*Exercise:*
With no addition or omission, return the entries below.

*Entries shown:*
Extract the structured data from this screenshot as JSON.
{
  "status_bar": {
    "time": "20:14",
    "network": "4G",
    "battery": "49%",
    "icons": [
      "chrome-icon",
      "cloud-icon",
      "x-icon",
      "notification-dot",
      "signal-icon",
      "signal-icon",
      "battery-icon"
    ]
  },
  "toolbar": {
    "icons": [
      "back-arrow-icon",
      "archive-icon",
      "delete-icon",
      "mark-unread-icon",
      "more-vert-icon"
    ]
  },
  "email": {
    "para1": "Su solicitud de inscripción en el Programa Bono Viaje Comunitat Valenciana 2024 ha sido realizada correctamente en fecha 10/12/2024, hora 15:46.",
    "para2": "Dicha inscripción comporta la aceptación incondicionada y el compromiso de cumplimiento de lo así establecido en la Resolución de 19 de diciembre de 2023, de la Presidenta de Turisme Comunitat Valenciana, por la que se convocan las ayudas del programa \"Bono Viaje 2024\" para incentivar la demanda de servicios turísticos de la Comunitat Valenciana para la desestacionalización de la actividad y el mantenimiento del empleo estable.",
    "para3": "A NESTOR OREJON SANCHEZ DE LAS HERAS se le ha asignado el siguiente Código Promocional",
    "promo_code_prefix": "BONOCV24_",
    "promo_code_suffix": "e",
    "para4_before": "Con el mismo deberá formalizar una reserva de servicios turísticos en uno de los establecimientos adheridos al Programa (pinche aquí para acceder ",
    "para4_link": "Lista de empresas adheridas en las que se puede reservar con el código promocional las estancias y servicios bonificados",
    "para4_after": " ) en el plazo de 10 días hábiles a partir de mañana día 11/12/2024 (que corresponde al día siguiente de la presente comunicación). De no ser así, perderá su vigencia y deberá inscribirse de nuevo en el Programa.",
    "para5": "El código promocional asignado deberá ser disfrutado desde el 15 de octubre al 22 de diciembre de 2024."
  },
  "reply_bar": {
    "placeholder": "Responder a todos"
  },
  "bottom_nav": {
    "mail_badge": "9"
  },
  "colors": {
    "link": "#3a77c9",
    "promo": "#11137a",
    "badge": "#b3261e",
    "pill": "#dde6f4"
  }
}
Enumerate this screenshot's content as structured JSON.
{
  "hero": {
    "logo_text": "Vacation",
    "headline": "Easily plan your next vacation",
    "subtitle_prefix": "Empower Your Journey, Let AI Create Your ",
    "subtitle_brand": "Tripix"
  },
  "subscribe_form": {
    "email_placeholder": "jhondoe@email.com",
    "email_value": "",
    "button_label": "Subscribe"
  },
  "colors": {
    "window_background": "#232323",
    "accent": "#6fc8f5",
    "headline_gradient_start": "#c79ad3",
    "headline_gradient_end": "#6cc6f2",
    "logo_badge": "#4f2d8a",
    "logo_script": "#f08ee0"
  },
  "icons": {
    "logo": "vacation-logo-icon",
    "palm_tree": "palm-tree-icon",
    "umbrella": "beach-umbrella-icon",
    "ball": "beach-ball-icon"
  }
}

*Response to the exercise:*
Extract the structured data from this screenshot as JSON.
{
  "status_bar": {
    "time": "20:14",
    "network": "4G",
    "battery": "49%",
    "icons": [
      "chrome-icon",
      "cloud-icon",
      "x-icon",
      "notification-dot",
      "signal-icon",
      "signal-icon",
      "battery-icon"
    ]
  },
  "toolbar": {
    "icons": [
      "back-arrow-icon",
      "archive-icon",
      "delete-icon",
      "mark-unread-icon",
      "more-vert-icon"
    ]
  },
  "email": {
    "para1": "Su solicitud de inscripción en el Programa Bono Viaje Comunitat Valenciana 2024 ha sido realizada correctamente en fecha 10/12/2024, hora 15:46.",
    "para2": "Dicha inscripción comporta la aceptación incondicionada y el compromiso de cumplimiento de lo así establecido en la Resolución de 19 de diciembre de 2023, de la Presidenta de Turisme Comunitat Valenciana, por la que se convocan las ayudas del programa \"Bono Viaje 2024\" para incentivar la demanda de servicios turísticos de la Comunitat Valenciana para la desestacionalización de la actividad y el mantenimiento del empleo estable.",
    "para3": "A NESTOR OREJON SANCHEZ DE LAS HERAS se le ha asignado el siguiente Código Promocional",
    "promo_code_prefix": "BONOCV24_",
    "promo_code_suffix": "e",
    "para4_before": "Con el mismo deberá formalizar una reserva de servicios turísticos en uno de los establecimientos adheridos al Programa (pinche aquí para acceder ",
    "para4_link": "Lista de empresas adheridas en las que se puede reservar con el código promocional las estancias y servicios bonificados",
    "para4_after": " ) en el plazo de 10 días hábiles a partir de mañana día 11/12/2024 (que corresponde al día siguiente de la presente comunicación). De no ser así, perderá su vigencia y deberá inscribirse de nuevo en el Programa.",
    "para5": "El código promocional asignado deberá ser disfrutado desde el 15 de octubre al 22 de diciembre de 2024."
  },
  "reply_bar": {
    "placeholder": "Responder a todos"
  },
  "bottom_nav": {
    "mail_badge": "9"
  },
  "colors": {
    "link": "#3a77c9",
    "promo": "#11137a",
    "badge": "#b3261e",
    "pill": "#dde6f4"
  }
}
Enumerate this screenshot's content as structured JSON.
{
  "hero": {
    "logo_text": "Vacation",
    "headline": "Easily plan your next vacation",
    "subtitle_prefix": "Empower Your Journey, Let AI Create Your ",
    "subtitle_brand": "Tripix"
  },
  "subscribe_form": {
    "email_placeholder": "jhondoe@email.com",
    "email_value": "",
    "button_label": "Subscribe"
  },
  "colors": {
    "window_background": "#232323",
    "accent": "#6fc8f5",
    "headline_gradient_start": "#c79ad3",
    "headline_gradient_end": "#6cc6f2",
    "logo_badge": "#4f2d8a",
    "logo_script": "#f08ee0"
  },
  "icons": {
    "logo": "vacation-logo-icon",
    "palm_tree": "palm-tree-icon",
    "umbrella": "beach-umbrella-icon",
    "ball": "beach-ball-icon"
  }
}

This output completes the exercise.